Hidden in that verse is another one of those profound psychological insights so frequently found in Scripture, which says that the way you treat people depends on how you see them. In the world, almost everyone falls into the category of a rival who is trying to beat the competition or a friend who can be used to get ahead. As Christians, however, we are to have a very different view of other people. Paul tells this young pastor to look at older men as he would look at his own father: to view them as men with some degree of experience, men who have survived crises in their lives, men who have developed a certain degree of understanding and wisdom.
Further, Paul tells Timothy to view young men as though they were his brothers. Again, this reminds Timothy that there is a family relationship involved. Young men are not his rivals, his enemies; they are his brothers. A brotherly relationship implies openness and honesty with one another with respect and concern for each other. When a young man sees other young men as brothers, he will treat them as such.
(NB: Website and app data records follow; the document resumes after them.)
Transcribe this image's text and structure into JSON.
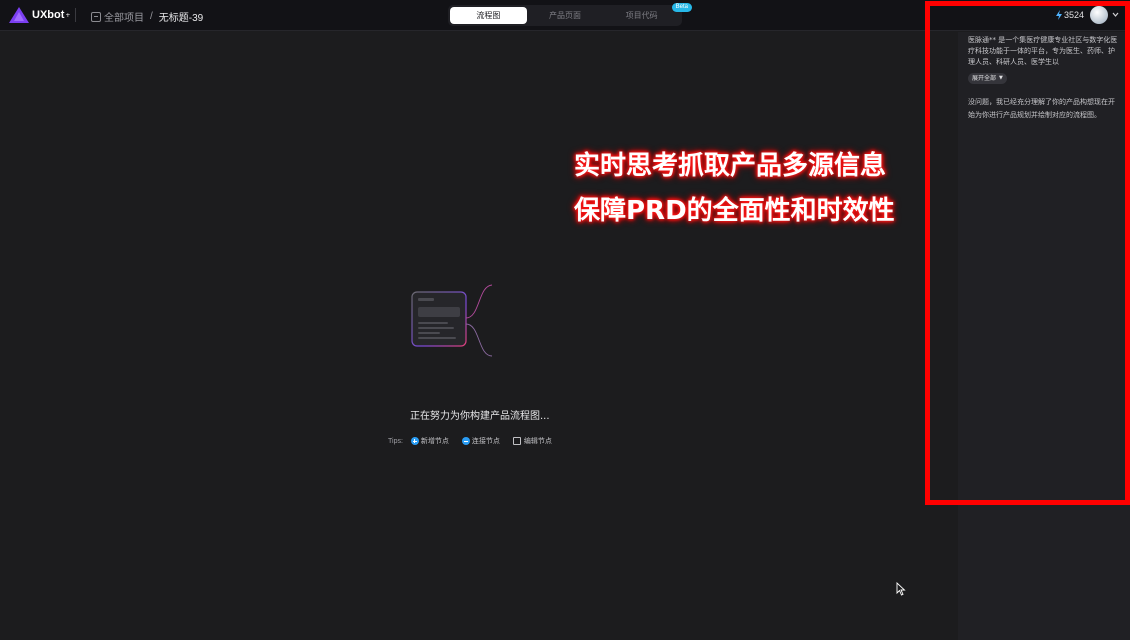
{
  "app": {
    "logo_text": "UXbot",
    "logo_sup": "+"
  },
  "breadcrumb": {
    "root": "全部项目",
    "separator": "/",
    "current": "无标题-39"
  },
  "tabs": [
    {
      "label": "流程图",
      "active": true
    },
    {
      "label": "产品页面",
      "active": false
    },
    {
      "label": "项目代码",
      "active": false,
      "badge": "Beta"
    }
  ],
  "header": {
    "credits": "3524"
  },
  "chat": {
    "message1": "医脉通** 是一个集医疗健康专业社区与数字化医疗科技功能于一体的平台，专为医生、药师、护理人员、科研人员、医学生以",
    "expand_label": "展开全部",
    "message2": "没问题，我已经充分理解了你的产品构想现在开始为你进行产品规划并绘制对应的流程图。"
  },
  "overlay": {
    "line1": "实时思考抓取产品多源信息",
    "line2": "保障PRD的全面性和时效性"
  },
  "canvas": {
    "loading_text": "正在努力为你构建产品流程图...",
    "tips_label": "Tips:",
    "tips": [
      "新增节点",
      "连接节点",
      "编辑节点"
    ]
  },
  "colors": {
    "accent": "#2a9df4",
    "highlight": "#ff0000",
    "beta": "#27b8e8"
  }
}
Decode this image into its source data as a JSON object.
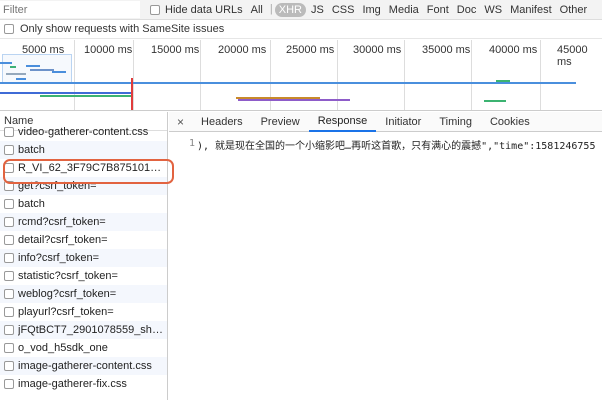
{
  "filter": {
    "placeholder": "Filter",
    "hide_data_urls": "Hide data URLs",
    "types": [
      "All",
      "XHR",
      "JS",
      "CSS",
      "Img",
      "Media",
      "Font",
      "Doc",
      "WS",
      "Manifest",
      "Other"
    ],
    "active_type": "XHR"
  },
  "samesite": {
    "label": "Only show requests with SameSite issues"
  },
  "timeline": {
    "ticks": [
      "5000 ms",
      "10000 ms",
      "15000 ms",
      "20000 ms",
      "25000 ms",
      "30000 ms",
      "35000 ms",
      "40000 ms",
      "45000 ms"
    ]
  },
  "list": {
    "header": "Name",
    "rows": [
      "video-gatherer-content.css",
      "batch",
      "R_VI_62_3F79C7B87510106...",
      "get?csrf_token=",
      "batch",
      "rcmd?csrf_token=",
      "detail?csrf_token=",
      "info?csrf_token=",
      "statistic?csrf_token=",
      "weblog?csrf_token=",
      "playurl?csrf_token=",
      "jFQtBCT7_2901078559_shd....",
      "o_vod_h5sdk_one",
      "image-gatherer-content.css",
      "image-gatherer-fix.css"
    ]
  },
  "tabs": {
    "close": "×",
    "items": [
      "Headers",
      "Preview",
      "Response",
      "Initiator",
      "Timing",
      "Cookies"
    ],
    "active": "Response"
  },
  "response": {
    "line_number": "1",
    "text": "), 就是现在全国的一个小缩影吧…再听这首歌，只有满心的震撼\",\"time\":1581246755"
  },
  "colors": {
    "highlight": "#e26340",
    "active_tab": "#1a73e8",
    "active_type_bg": "#bbbbbb"
  }
}
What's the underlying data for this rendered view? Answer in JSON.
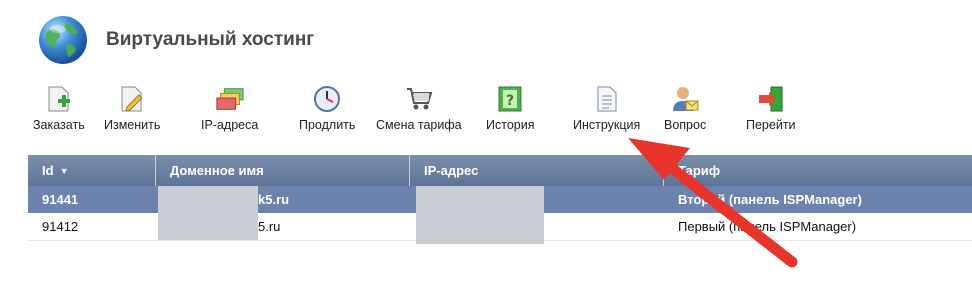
{
  "header": {
    "title": "Виртуальный хостинг",
    "logo_icon": "globe-icon"
  },
  "toolbar": {
    "items": [
      {
        "label": "Заказать",
        "icon": "add-page-icon"
      },
      {
        "label": "Изменить",
        "icon": "edit-page-icon"
      },
      {
        "label": "IP-адреса",
        "icon": "ip-cards-icon"
      },
      {
        "label": "Продлить",
        "icon": "clock-icon"
      },
      {
        "label": "Смена тарифа",
        "icon": "cart-icon"
      },
      {
        "label": "История",
        "icon": "help-book-icon"
      },
      {
        "label": "Инструкция",
        "icon": "document-icon"
      },
      {
        "label": "Вопрос",
        "icon": "user-mail-icon"
      },
      {
        "label": "Перейти",
        "icon": "goto-door-icon"
      }
    ]
  },
  "table": {
    "columns": [
      "Id",
      "Доменное имя",
      "IP-адрес",
      "Тариф"
    ],
    "rows": [
      {
        "id": "91441",
        "domain": "k5.ru",
        "ip": "",
        "tariff": "Второй (панель ISPManager)",
        "selected": true
      },
      {
        "id": "91412",
        "domain": "5.ru",
        "ip": "",
        "tariff": "Первый (панель ISPManager)",
        "selected": false
      }
    ]
  },
  "colors": {
    "header_bg": "#6b83ad",
    "selected_row": "#6b83ad",
    "annotation_arrow": "#e8342b"
  }
}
Paul tells Timothy to treat the older women as mothers. I remember various older women who were like mothers to me when I was a young man. As a result, I learned to treat them with great respect for the wisdom and love they manifested to me.
Paul then tells Timothy that a young pastor should treat younger women as sisters--with love, with interest and concern, but certainly without any attempts at sexual involvement. That is why Paul adds the words,
with absolute purity. A young pastor is to be pure in his intentions, his attitudes, and his dealings with the younger women in a congregation. There would be nothing wrong with Timothy's developing a romantic relationship that might eventually lead to marriage with a young woman in the congregation, but Paul is simply reminding him that the normal relationship of a young pastor to young women is that of a brother who is helping them, seeking to understand them.
Thank You, Lord, that when You called me You placed me in a family. Teach me to view others around me as fathers, mothers, sisters, and brothers in Christ.
Healthy relationships mandate mutual respect. Are we diligent to see others as persons for whom Christ died? Do we respect God's prerogative in everyone's life?